### Data to process
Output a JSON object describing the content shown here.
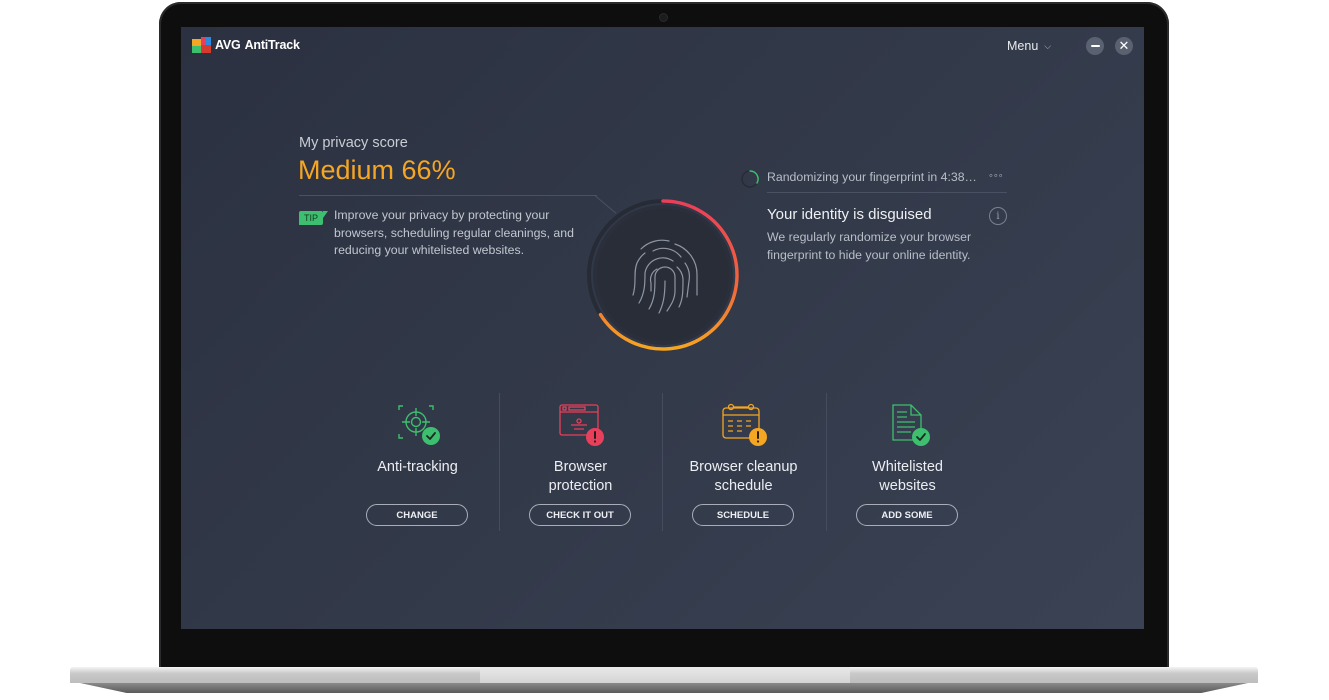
{
  "app": {
    "brand": "AVG",
    "product": "AntiTrack",
    "menu_label": "Menu",
    "menu_icon": "chevron-down-icon",
    "window_controls": [
      "minimize-icon",
      "close-icon"
    ]
  },
  "score": {
    "label": "My privacy score",
    "value": "Medium 66%",
    "percent": 66,
    "color": "#f5a623",
    "tip_badge": "TIP",
    "tip_text": "Improve your privacy by protecting your browsers, scheduling regular cleanings, and reducing your whitelisted websites."
  },
  "fingerprint": {
    "status_text": "Randomizing your fingerprint in 4:38…",
    "more_icon": "more-dots-icon",
    "title": "Your identity is disguised",
    "description": "We regularly randomize your browser fingerprint to hide your online identity.",
    "info_icon": "info-icon"
  },
  "cards": [
    {
      "label": "Anti-tracking",
      "button": "CHANGE",
      "icon": "crosshair-icon",
      "status": "ok",
      "color": "#3dbf6f"
    },
    {
      "label": "Browser protection",
      "button": "CHECK IT OUT",
      "icon": "browser-window-icon",
      "status": "warning",
      "color": "#e8405a"
    },
    {
      "label": "Browser cleanup schedule",
      "button": "SCHEDULE",
      "icon": "calendar-icon",
      "status": "warning",
      "color": "#f5a623"
    },
    {
      "label": "Whitelisted websites",
      "button": "ADD SOME",
      "icon": "document-icon",
      "status": "ok",
      "color": "#3dbf6f"
    }
  ]
}
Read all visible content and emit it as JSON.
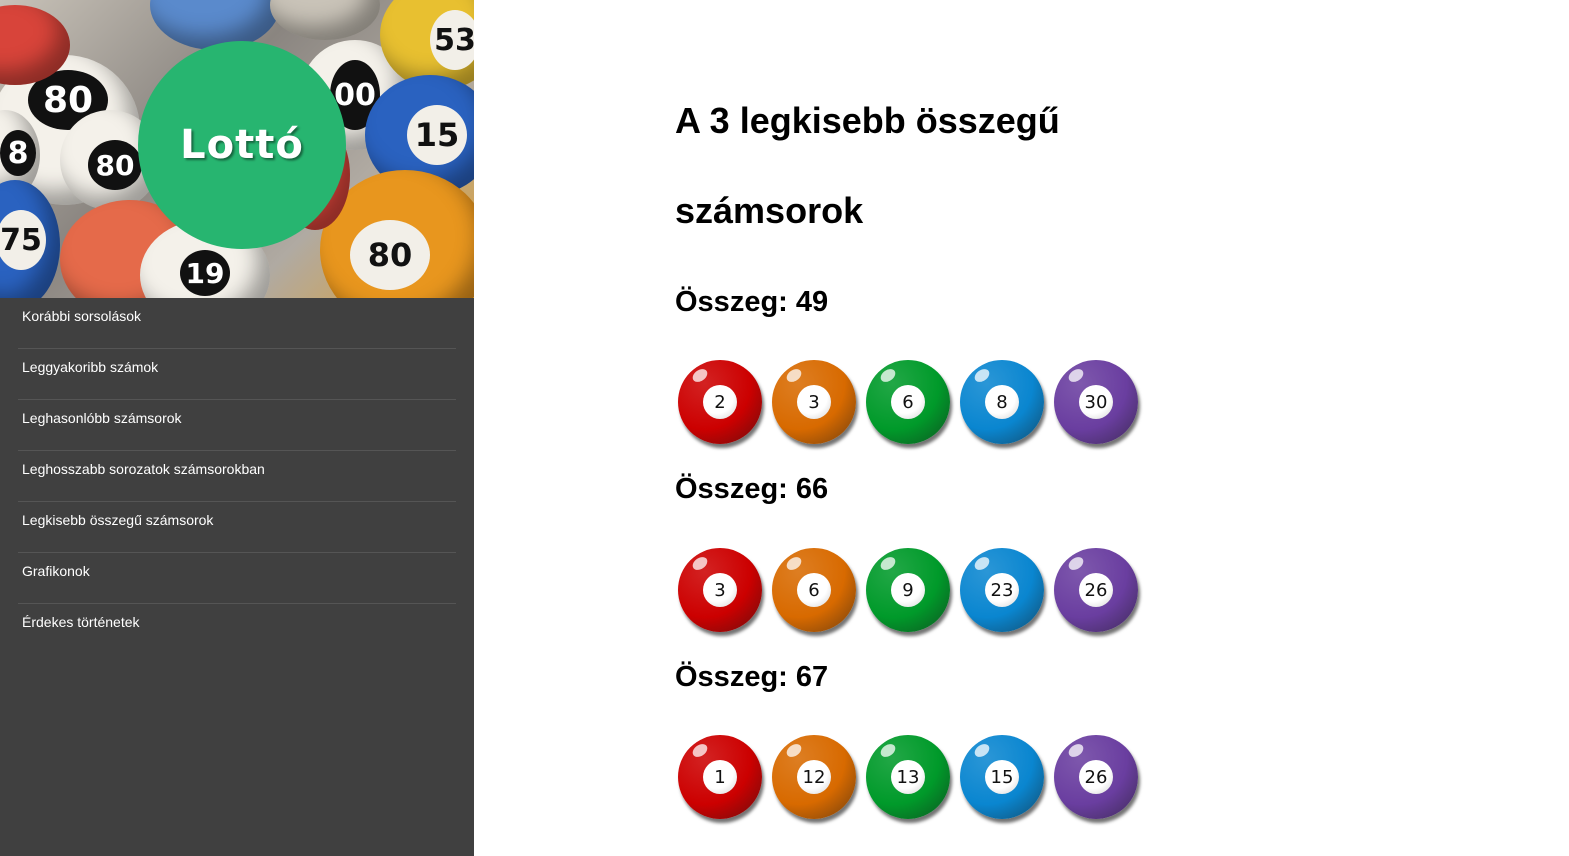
{
  "logo": {
    "text": "Lottó",
    "bg_color": "#27b570"
  },
  "header_image_numbers": [
    "80",
    "8",
    "80",
    "00",
    "75",
    "15",
    "53",
    "80",
    "19"
  ],
  "nav": [
    {
      "label": "Korábbi sorsolások"
    },
    {
      "label": "Leggyakoribb számok"
    },
    {
      "label": "Leghasonlóbb számsorok"
    },
    {
      "label": "Leghosszabb sorozatok számsorokban"
    },
    {
      "label": "Legkisebb összegű számsorok"
    },
    {
      "label": "Grafikonok"
    },
    {
      "label": "Érdekes történetek"
    }
  ],
  "main": {
    "title_line1": "A 3 legkisebb összegű",
    "title_line2": "számsorok",
    "groups": [
      {
        "label": "Összeg: 49",
        "numbers": [
          "2",
          "3",
          "6",
          "8",
          "30"
        ]
      },
      {
        "label": "Összeg: 66",
        "numbers": [
          "3",
          "6",
          "9",
          "23",
          "26"
        ]
      },
      {
        "label": "Összeg: 67",
        "numbers": [
          "1",
          "12",
          "13",
          "15",
          "26"
        ]
      }
    ]
  },
  "ball_colors": [
    "#cc0000",
    "#d86a00",
    "#009a2a",
    "#0a86d0",
    "#6a3ea0"
  ]
}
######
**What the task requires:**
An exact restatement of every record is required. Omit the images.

**Output below:**
Output a JSON object describing the content shown here.
{
  "app": {
    "brand": "AVG",
    "product": "AntiTrack",
    "menu_label": "Menu",
    "menu_icon": "chevron-down-icon",
    "window_controls": [
      "minimize-icon",
      "close-icon"
    ]
  },
  "score": {
    "label": "My privacy score",
    "value": "Medium 66%",
    "percent": 66,
    "color": "#f5a623",
    "tip_badge": "TIP",
    "tip_text": "Improve your privacy by protecting your browsers, scheduling regular cleanings, and reducing your whitelisted websites."
  },
  "fingerprint": {
    "status_text": "Randomizing your fingerprint in 4:38…",
    "more_icon": "more-dots-icon",
    "title": "Your identity is disguised",
    "description": "We regularly randomize your browser fingerprint to hide your online identity.",
    "info_icon": "info-icon"
  },
  "cards": [
    {
      "label": "Anti-tracking",
      "button": "CHANGE",
      "icon": "crosshair-icon",
      "status": "ok",
      "color": "#3dbf6f"
    },
    {
      "label": "Browser protection",
      "button": "CHECK IT OUT",
      "icon": "browser-window-icon",
      "status": "warning",
      "color": "#e8405a"
    },
    {
      "label": "Browser cleanup schedule",
      "button": "SCHEDULE",
      "icon": "calendar-icon",
      "status": "warning",
      "color": "#f5a623"
    },
    {
      "label": "Whitelisted websites",
      "button": "ADD SOME",
      "icon": "document-icon",
      "status": "ok",
      "color": "#3dbf6f"
    }
  ]
}
Read all visible content and emit it as JSON.
{
  "logo": {
    "text": "Lottó",
    "bg_color": "#27b570"
  },
  "header_image_numbers": [
    "80",
    "8",
    "80",
    "00",
    "75",
    "15",
    "53",
    "80",
    "19"
  ],
  "nav": [
    {
      "label": "Korábbi sorsolások"
    },
    {
      "label": "Leggyakoribb számok"
    },
    {
      "label": "Leghasonlóbb számsorok"
    },
    {
      "label": "Leghosszabb sorozatok számsorokban"
    },
    {
      "label": "Legkisebb összegű számsorok"
    },
    {
      "label": "Grafikonok"
    },
    {
      "label": "Érdekes történetek"
    }
  ],
  "main": {
    "title_line1": "A 3 legkisebb összegű",
    "title_line2": "számsorok",
    "groups": [
      {
        "label": "Összeg: 49",
        "numbers": [
          "2",
          "3",
          "6",
          "8",
          "30"
        ]
      },
      {
        "label": "Összeg: 66",
        "numbers": [
          "3",
          "6",
          "9",
          "23",
          "26"
        ]
      },
      {
        "label": "Összeg: 67",
        "numbers": [
          "1",
          "12",
          "13",
          "15",
          "26"
        ]
      }
    ]
  },
  "ball_colors": [
    "#cc0000",
    "#d86a00",
    "#009a2a",
    "#0a86d0",
    "#6a3ea0"
  ]
}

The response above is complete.